● **Description of the task**: In the entries that follow, find the word "Incassi" and report each line it is on.

[Opening Records provided section]

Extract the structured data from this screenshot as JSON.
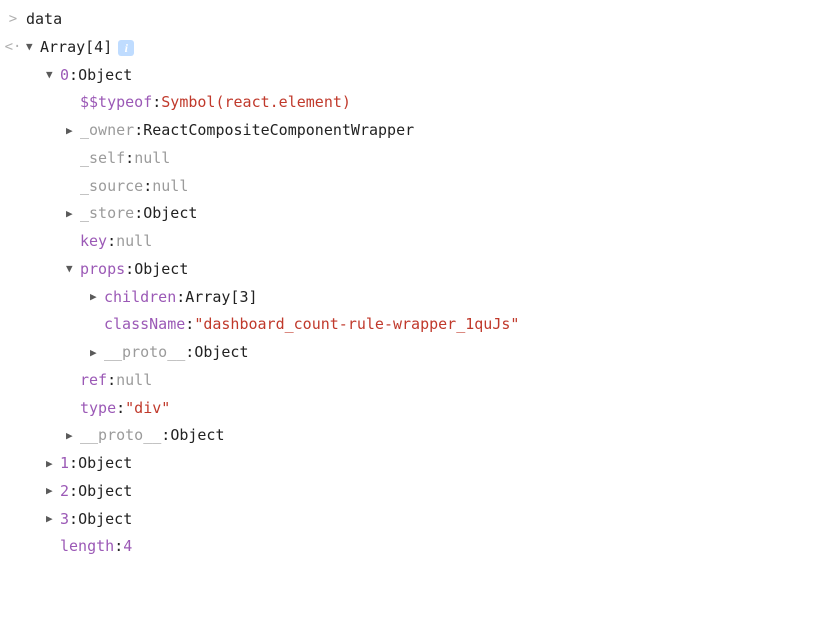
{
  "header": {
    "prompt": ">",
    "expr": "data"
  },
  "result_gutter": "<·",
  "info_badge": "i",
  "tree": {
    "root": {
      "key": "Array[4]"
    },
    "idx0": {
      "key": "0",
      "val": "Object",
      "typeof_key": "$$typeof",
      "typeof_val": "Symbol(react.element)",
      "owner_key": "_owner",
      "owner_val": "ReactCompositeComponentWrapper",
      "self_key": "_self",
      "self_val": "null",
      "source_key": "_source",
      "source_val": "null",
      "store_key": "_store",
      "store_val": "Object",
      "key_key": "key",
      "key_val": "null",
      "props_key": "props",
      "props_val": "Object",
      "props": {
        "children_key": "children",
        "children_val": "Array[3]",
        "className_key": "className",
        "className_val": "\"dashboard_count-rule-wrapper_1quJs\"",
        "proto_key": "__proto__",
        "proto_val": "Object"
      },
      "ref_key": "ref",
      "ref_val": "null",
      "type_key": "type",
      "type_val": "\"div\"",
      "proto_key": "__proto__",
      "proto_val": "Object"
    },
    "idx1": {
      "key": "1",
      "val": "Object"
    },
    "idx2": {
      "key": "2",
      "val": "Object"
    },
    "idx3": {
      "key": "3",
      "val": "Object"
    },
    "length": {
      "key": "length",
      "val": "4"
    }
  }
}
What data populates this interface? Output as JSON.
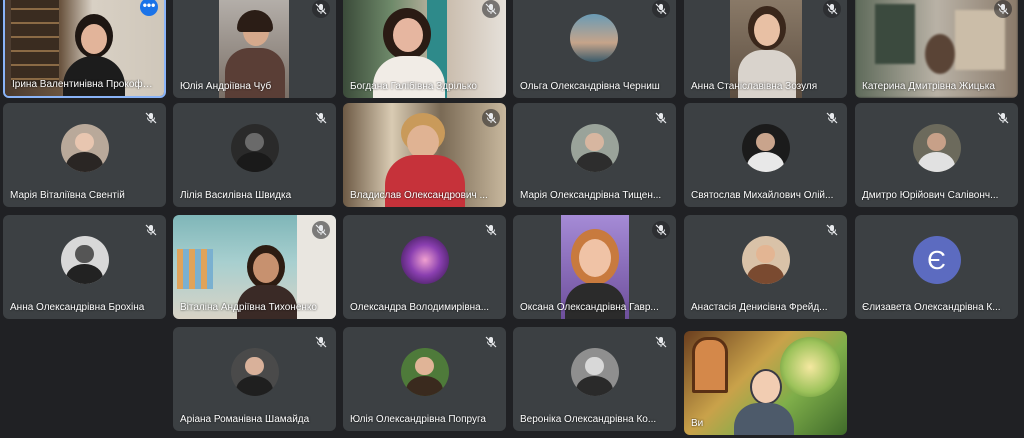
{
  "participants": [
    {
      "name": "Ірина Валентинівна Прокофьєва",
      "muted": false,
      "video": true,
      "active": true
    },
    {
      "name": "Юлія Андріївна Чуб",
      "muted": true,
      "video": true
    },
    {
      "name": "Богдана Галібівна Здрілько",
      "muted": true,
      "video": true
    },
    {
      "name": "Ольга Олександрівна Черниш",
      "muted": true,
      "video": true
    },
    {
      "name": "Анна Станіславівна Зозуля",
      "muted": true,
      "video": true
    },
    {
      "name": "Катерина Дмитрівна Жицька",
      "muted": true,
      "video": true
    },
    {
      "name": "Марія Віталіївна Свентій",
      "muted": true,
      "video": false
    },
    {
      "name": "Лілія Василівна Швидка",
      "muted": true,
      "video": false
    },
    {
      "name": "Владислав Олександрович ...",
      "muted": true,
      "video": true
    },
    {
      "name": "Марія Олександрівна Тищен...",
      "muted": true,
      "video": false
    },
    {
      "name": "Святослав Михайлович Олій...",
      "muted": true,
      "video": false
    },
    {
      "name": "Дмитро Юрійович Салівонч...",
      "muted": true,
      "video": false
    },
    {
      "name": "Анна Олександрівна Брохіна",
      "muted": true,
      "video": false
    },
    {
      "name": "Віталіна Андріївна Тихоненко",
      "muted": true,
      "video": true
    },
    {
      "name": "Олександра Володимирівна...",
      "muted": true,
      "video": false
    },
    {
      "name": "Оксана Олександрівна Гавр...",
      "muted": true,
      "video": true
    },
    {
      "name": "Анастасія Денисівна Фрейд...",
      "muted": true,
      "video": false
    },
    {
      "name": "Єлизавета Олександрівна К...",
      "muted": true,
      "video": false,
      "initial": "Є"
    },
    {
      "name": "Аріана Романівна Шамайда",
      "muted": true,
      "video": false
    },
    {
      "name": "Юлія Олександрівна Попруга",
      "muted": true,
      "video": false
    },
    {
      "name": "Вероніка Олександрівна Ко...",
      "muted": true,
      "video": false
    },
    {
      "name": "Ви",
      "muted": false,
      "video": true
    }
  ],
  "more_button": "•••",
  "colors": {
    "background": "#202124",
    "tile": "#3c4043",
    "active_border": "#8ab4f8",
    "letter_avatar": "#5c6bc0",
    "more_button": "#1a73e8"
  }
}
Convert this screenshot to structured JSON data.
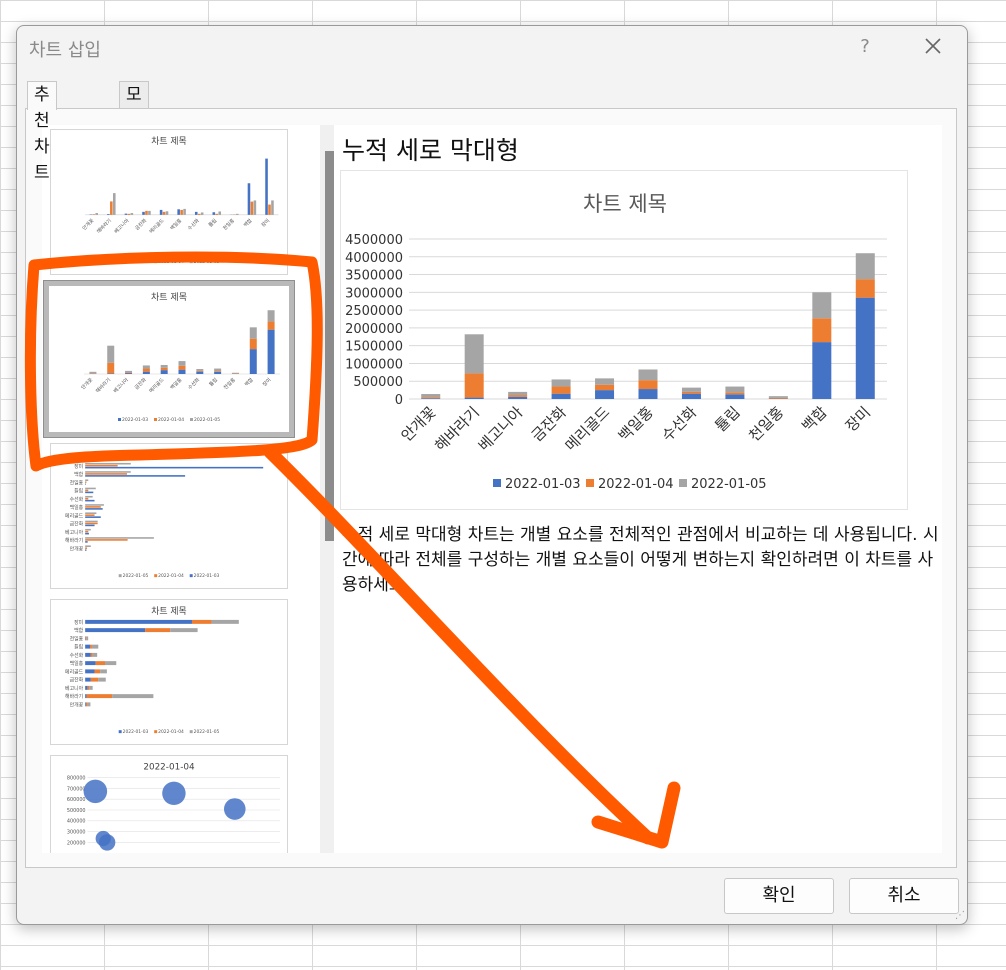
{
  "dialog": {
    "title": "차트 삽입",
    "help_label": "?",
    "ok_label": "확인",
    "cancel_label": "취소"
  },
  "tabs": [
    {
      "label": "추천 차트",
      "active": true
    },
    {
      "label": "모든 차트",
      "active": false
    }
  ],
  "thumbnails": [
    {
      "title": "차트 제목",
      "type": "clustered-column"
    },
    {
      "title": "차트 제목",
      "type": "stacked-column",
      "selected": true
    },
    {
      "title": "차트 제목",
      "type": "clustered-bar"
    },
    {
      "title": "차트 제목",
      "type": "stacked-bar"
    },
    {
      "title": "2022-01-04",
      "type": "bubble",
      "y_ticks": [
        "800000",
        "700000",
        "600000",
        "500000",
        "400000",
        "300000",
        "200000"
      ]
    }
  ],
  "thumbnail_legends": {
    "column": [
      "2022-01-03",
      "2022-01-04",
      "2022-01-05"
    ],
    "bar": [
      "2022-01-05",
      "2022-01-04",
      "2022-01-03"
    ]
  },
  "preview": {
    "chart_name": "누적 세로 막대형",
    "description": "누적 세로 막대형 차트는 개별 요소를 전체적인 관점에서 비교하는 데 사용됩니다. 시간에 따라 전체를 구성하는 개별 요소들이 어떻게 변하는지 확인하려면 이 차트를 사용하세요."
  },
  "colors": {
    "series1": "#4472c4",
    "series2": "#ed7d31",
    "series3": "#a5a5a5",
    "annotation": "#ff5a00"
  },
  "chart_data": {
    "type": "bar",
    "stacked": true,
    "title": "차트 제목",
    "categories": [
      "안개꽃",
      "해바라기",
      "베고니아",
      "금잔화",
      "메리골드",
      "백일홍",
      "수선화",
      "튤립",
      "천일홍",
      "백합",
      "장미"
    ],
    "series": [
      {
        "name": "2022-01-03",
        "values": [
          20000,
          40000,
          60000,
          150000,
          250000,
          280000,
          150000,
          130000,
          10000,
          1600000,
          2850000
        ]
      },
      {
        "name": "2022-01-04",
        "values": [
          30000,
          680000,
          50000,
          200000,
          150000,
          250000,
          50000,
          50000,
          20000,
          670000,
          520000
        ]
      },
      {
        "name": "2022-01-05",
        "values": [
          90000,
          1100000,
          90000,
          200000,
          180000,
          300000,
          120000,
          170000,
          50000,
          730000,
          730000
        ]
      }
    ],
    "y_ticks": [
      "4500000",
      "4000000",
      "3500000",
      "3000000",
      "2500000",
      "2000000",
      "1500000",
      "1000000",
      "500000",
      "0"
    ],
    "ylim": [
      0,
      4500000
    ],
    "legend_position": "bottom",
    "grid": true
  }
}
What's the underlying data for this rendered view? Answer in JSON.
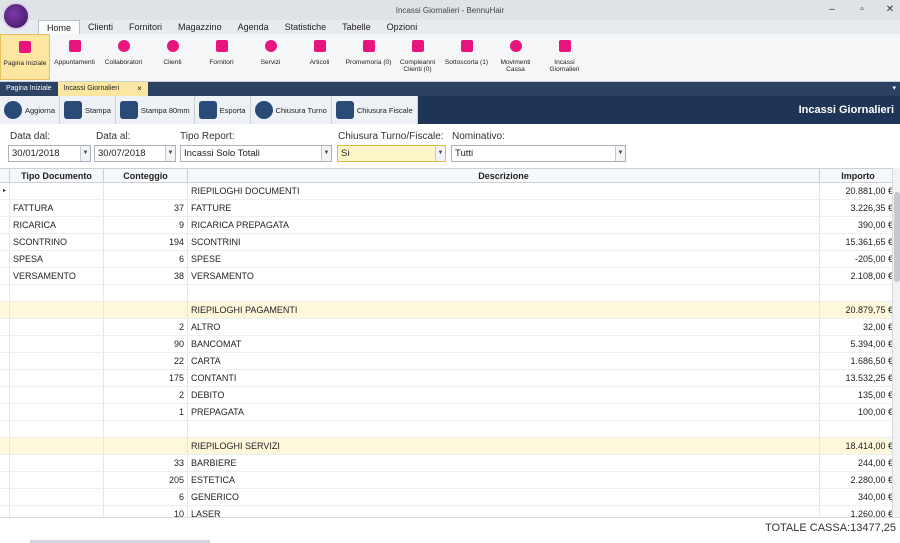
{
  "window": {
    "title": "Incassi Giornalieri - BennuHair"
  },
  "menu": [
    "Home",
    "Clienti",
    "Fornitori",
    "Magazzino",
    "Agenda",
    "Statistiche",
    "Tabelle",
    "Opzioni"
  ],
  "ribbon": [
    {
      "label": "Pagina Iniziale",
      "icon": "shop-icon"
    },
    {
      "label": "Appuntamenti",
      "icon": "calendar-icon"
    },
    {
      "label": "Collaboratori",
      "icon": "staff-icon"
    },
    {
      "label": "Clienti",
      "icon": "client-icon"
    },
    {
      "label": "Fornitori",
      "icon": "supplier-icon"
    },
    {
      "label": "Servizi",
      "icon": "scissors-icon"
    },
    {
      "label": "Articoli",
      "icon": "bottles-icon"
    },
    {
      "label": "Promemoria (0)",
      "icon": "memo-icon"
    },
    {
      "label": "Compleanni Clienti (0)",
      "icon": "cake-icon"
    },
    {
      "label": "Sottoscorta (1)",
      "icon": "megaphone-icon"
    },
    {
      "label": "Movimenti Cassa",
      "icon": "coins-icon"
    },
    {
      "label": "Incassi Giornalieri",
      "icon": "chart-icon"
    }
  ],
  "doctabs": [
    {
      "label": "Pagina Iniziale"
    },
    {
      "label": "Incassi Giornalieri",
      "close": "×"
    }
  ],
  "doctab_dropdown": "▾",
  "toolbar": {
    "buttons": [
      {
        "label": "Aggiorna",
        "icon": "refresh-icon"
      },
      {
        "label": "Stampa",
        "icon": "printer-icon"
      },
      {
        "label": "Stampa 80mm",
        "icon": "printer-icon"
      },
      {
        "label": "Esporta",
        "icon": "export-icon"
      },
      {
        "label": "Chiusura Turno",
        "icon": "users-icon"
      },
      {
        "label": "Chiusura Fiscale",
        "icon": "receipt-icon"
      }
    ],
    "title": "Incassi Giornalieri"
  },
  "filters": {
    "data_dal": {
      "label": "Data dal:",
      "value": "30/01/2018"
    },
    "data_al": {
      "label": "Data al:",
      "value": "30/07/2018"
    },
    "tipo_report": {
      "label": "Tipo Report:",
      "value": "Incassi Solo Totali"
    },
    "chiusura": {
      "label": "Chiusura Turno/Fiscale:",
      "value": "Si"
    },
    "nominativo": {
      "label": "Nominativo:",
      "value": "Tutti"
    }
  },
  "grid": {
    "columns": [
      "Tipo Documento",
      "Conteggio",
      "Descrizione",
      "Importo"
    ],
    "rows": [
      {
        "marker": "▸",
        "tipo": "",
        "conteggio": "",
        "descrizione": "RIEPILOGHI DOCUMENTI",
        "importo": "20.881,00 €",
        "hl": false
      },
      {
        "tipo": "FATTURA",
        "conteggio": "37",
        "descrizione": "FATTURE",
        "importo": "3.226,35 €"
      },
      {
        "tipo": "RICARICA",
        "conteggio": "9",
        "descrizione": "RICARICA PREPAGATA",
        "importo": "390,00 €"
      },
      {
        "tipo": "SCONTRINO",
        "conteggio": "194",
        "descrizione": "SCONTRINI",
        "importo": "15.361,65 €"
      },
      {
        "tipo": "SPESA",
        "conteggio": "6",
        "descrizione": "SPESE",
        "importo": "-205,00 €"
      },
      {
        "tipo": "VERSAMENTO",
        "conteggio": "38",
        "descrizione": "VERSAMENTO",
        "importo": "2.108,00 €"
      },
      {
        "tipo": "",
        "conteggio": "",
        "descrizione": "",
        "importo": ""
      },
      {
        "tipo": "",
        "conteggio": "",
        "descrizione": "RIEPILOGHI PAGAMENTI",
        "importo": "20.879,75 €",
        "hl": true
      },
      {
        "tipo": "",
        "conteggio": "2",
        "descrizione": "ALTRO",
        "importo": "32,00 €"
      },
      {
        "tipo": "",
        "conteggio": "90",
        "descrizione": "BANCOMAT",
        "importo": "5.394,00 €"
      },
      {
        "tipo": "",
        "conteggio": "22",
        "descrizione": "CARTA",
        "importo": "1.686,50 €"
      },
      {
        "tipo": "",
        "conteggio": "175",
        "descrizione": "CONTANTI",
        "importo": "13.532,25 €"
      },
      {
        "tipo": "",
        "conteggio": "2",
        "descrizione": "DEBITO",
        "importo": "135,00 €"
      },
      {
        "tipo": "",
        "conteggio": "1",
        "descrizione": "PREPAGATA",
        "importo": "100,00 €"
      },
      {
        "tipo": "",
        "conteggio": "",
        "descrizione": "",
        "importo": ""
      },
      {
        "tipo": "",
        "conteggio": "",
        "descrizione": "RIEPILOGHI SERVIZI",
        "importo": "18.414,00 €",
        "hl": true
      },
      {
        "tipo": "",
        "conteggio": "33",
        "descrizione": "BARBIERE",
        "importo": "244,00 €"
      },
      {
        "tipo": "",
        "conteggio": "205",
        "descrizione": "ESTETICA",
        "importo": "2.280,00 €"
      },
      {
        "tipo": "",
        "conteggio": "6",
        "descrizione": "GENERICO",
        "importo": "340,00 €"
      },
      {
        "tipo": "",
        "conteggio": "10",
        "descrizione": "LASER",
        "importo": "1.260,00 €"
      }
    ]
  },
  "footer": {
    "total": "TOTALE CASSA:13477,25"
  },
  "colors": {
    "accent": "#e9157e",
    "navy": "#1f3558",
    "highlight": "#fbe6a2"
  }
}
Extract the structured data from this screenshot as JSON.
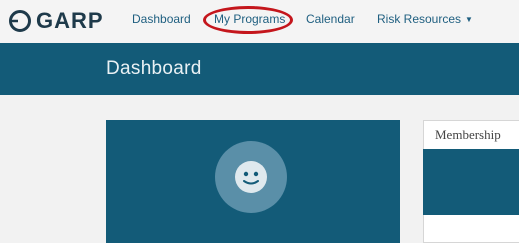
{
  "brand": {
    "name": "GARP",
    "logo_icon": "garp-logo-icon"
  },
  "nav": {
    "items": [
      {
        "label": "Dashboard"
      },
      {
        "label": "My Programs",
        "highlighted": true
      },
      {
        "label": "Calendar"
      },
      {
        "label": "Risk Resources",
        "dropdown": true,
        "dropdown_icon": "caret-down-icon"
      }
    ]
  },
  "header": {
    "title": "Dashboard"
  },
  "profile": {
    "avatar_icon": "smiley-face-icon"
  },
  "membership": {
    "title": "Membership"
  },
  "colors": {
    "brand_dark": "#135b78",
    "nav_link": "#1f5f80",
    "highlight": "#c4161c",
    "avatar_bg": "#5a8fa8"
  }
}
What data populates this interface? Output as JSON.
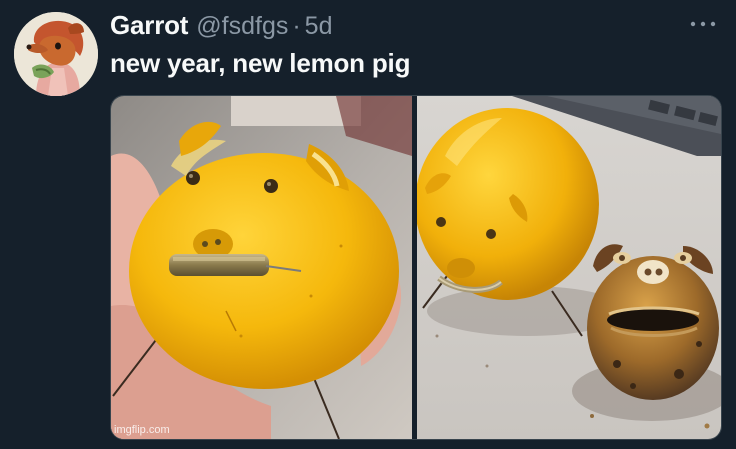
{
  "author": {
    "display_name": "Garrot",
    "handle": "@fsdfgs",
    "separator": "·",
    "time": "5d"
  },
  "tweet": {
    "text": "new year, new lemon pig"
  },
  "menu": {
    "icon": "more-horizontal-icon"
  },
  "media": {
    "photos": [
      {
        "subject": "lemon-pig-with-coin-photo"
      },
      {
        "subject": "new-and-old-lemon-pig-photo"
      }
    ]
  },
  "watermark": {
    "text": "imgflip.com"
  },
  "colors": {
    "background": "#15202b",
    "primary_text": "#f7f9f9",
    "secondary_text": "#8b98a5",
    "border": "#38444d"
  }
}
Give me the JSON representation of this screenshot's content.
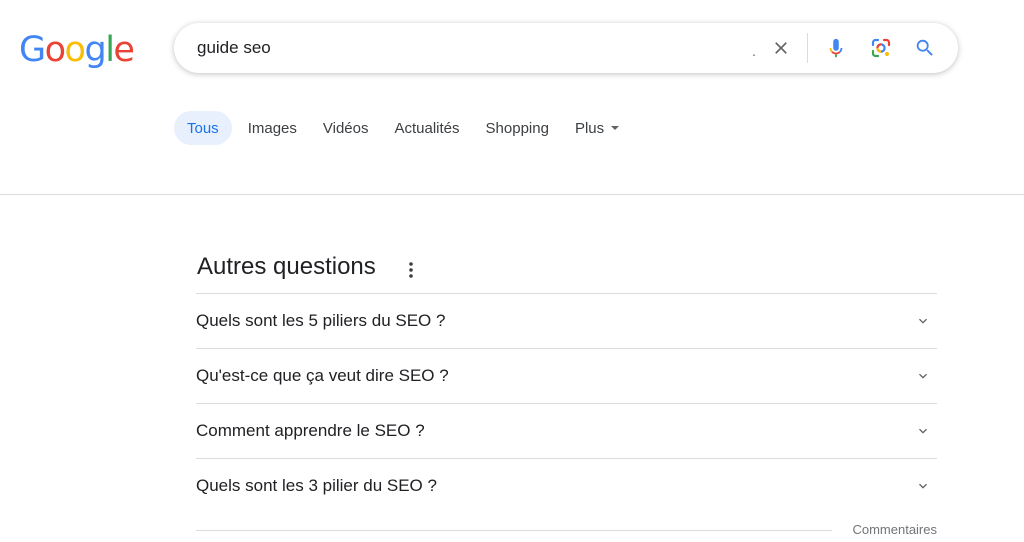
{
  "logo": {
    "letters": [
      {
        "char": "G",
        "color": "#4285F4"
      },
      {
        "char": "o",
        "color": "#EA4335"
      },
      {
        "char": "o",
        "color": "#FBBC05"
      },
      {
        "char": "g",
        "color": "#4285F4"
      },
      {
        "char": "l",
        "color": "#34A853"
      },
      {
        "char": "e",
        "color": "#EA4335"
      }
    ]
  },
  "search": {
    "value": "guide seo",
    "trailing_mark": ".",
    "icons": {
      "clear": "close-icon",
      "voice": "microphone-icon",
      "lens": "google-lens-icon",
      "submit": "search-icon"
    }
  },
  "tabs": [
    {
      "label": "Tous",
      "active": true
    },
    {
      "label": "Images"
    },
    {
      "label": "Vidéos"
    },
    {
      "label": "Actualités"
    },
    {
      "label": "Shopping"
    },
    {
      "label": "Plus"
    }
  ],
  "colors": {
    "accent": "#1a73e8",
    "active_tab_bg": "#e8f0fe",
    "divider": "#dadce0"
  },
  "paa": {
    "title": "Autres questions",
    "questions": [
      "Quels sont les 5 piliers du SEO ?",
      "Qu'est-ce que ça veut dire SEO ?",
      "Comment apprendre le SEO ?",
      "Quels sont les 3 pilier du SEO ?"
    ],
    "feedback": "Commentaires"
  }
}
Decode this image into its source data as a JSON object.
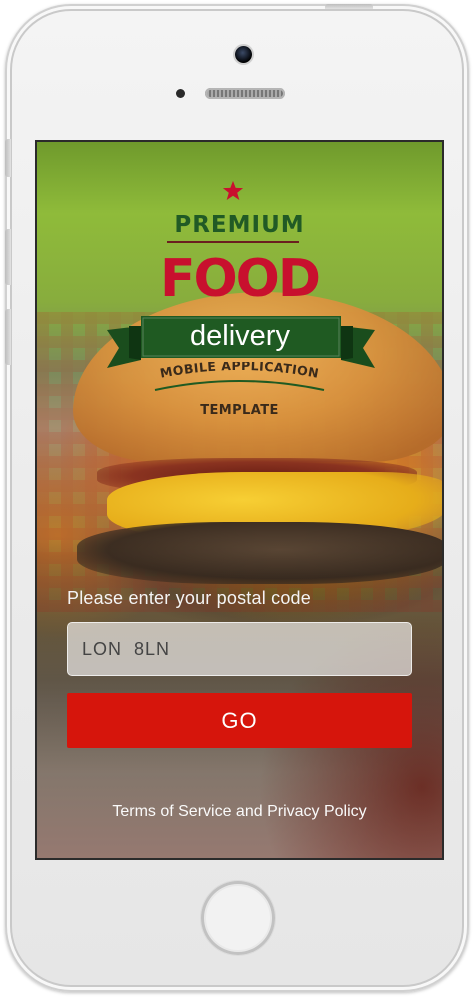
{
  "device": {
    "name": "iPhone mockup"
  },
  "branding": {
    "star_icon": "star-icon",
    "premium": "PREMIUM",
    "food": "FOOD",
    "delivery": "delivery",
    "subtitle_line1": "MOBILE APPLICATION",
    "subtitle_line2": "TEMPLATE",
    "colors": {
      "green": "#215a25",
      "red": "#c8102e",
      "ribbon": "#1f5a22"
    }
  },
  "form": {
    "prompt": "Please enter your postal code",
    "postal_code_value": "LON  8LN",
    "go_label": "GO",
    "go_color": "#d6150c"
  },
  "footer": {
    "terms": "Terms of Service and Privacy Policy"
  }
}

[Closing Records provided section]

● **Solution for this task**:
    "title": "Incassi Giornalieri - BennuHair"
      "label": "Incassi Giornalieri",
      "label": "Incassi Giornalieri",
    "title": "Incassi Giornalieri"
      "value": "Incassi Solo Totali"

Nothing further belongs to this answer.